§ **Data extract**:
_ _ _ _ _
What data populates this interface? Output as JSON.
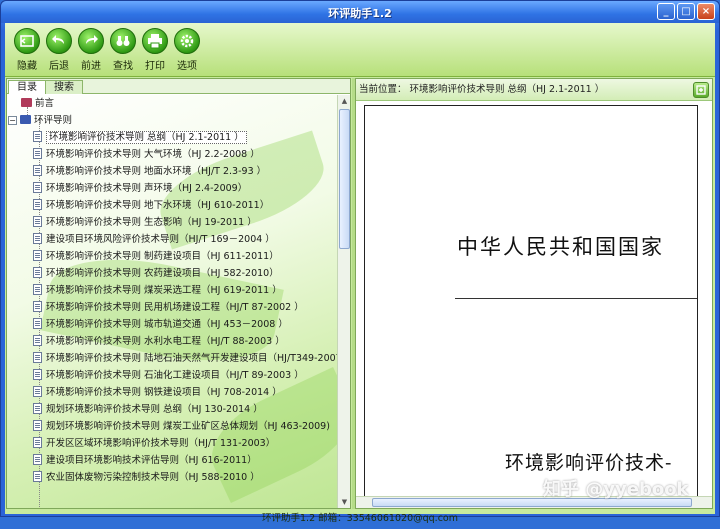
{
  "window": {
    "title": "环评助手1.2",
    "controls": [
      "_",
      "□",
      "×"
    ]
  },
  "toolbar": [
    {
      "label": "隐藏",
      "icon": "hide-icon"
    },
    {
      "label": "后退",
      "icon": "back-icon"
    },
    {
      "label": "前进",
      "icon": "forward-icon"
    },
    {
      "label": "查找",
      "icon": "binoculars-icon"
    },
    {
      "label": "打印",
      "icon": "printer-icon"
    },
    {
      "label": "选项",
      "icon": "gear-icon"
    }
  ],
  "tabs": [
    "目录",
    "搜索"
  ],
  "tree": {
    "preface": "前言",
    "folder": "环评导则",
    "items": [
      "环境影响评价技术导则 总纲（HJ 2.1-2011 ）",
      "环境影响评价技术导则 大气环境（HJ 2.2-2008 ）",
      "环境影响评价技术导则 地面水环境（HJ/T 2.3-93 ）",
      "环境影响评价技术导则 声环境（HJ 2.4-2009）",
      "环境影响评价技术导则 地下水环境（HJ 610-2011）",
      "环境影响评价技术导则 生态影响（HJ 19-2011 ）",
      "建设项目环境风险评价技术导则（HJ/T 169－2004 ）",
      "环境影响评价技术导则 制药建设项目（HJ 611-2011）",
      "环境影响评价技术导则 农药建设项目（HJ 582-2010）",
      "环境影响评价技术导则 煤炭采选工程（HJ 619-2011 ）",
      "环境影响评价技术导则 民用机场建设工程（HJ/T 87-2002 ）",
      "环境影响评价技术导则 城市轨道交通（HJ 453－2008 ）",
      "环境影响评价技术导则 水利水电工程（HJ/T 88-2003 ）",
      "环境影响评价技术导则 陆地石油天然气开发建设项目（HJ/T349-2007)",
      "环境影响评价技术导则 石油化工建设项目（HJ/T 89-2003 ）",
      "环境影响评价技术导则 钢铁建设项目（HJ 708-2014 ）",
      "规划环境影响评价技术导则 总纲（HJ 130-2014 ）",
      "规划环境影响评价技术导则 煤炭工业矿区总体规划（HJ 463-2009)",
      "开发区区域环境影响评价技术导则（HJ/T 131-2003）",
      "建设项目环境影响技术评估导则（HJ 616-2011）",
      "农业固体废物污染控制技术导则（HJ 588-2010 ）"
    ],
    "selected_index": 0
  },
  "location": "当前位置：  环境影响评价技术导则 总纲（HJ 2.1-2011 ）",
  "document": {
    "heading": "中华人民共和国国家",
    "subheading": "环境影响评价技术-"
  },
  "status": "环评助手1.2    邮箱：33546061020@qq.com",
  "watermark": "知乎 @yyebook"
}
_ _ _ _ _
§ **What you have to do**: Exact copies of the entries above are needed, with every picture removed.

§ **Answer for this exercise**:
What data populates this interface? Output as JSON.
{
  "window": {
    "title": "环评助手1.2",
    "controls": [
      "_",
      "□",
      "×"
    ]
  },
  "toolbar": [
    {
      "label": "隐藏",
      "icon": "hide-icon"
    },
    {
      "label": "后退",
      "icon": "back-icon"
    },
    {
      "label": "前进",
      "icon": "forward-icon"
    },
    {
      "label": "查找",
      "icon": "binoculars-icon"
    },
    {
      "label": "打印",
      "icon": "printer-icon"
    },
    {
      "label": "选项",
      "icon": "gear-icon"
    }
  ],
  "tabs": [
    "目录",
    "搜索"
  ],
  "tree": {
    "preface": "前言",
    "folder": "环评导则",
    "items": [
      "环境影响评价技术导则 总纲（HJ 2.1-2011 ）",
      "环境影响评价技术导则 大气环境（HJ 2.2-2008 ）",
      "环境影响评价技术导则 地面水环境（HJ/T 2.3-93 ）",
      "环境影响评价技术导则 声环境（HJ 2.4-2009）",
      "环境影响评价技术导则 地下水环境（HJ 610-2011）",
      "环境影响评价技术导则 生态影响（HJ 19-2011 ）",
      "建设项目环境风险评价技术导则（HJ/T 169－2004 ）",
      "环境影响评价技术导则 制药建设项目（HJ 611-2011）",
      "环境影响评价技术导则 农药建设项目（HJ 582-2010）",
      "环境影响评价技术导则 煤炭采选工程（HJ 619-2011 ）",
      "环境影响评价技术导则 民用机场建设工程（HJ/T 87-2002 ）",
      "环境影响评价技术导则 城市轨道交通（HJ 453－2008 ）",
      "环境影响评价技术导则 水利水电工程（HJ/T 88-2003 ）",
      "环境影响评价技术导则 陆地石油天然气开发建设项目（HJ/T349-2007)",
      "环境影响评价技术导则 石油化工建设项目（HJ/T 89-2003 ）",
      "环境影响评价技术导则 钢铁建设项目（HJ 708-2014 ）",
      "规划环境影响评价技术导则 总纲（HJ 130-2014 ）",
      "规划环境影响评价技术导则 煤炭工业矿区总体规划（HJ 463-2009)",
      "开发区区域环境影响评价技术导则（HJ/T 131-2003）",
      "建设项目环境影响技术评估导则（HJ 616-2011）",
      "农业固体废物污染控制技术导则（HJ 588-2010 ）"
    ],
    "selected_index": 0
  },
  "location": "当前位置：  环境影响评价技术导则 总纲（HJ 2.1-2011 ）",
  "document": {
    "heading": "中华人民共和国国家",
    "subheading": "环境影响评价技术-"
  },
  "status": "环评助手1.2    邮箱：33546061020@qq.com",
  "watermark": "知乎 @yyebook"
}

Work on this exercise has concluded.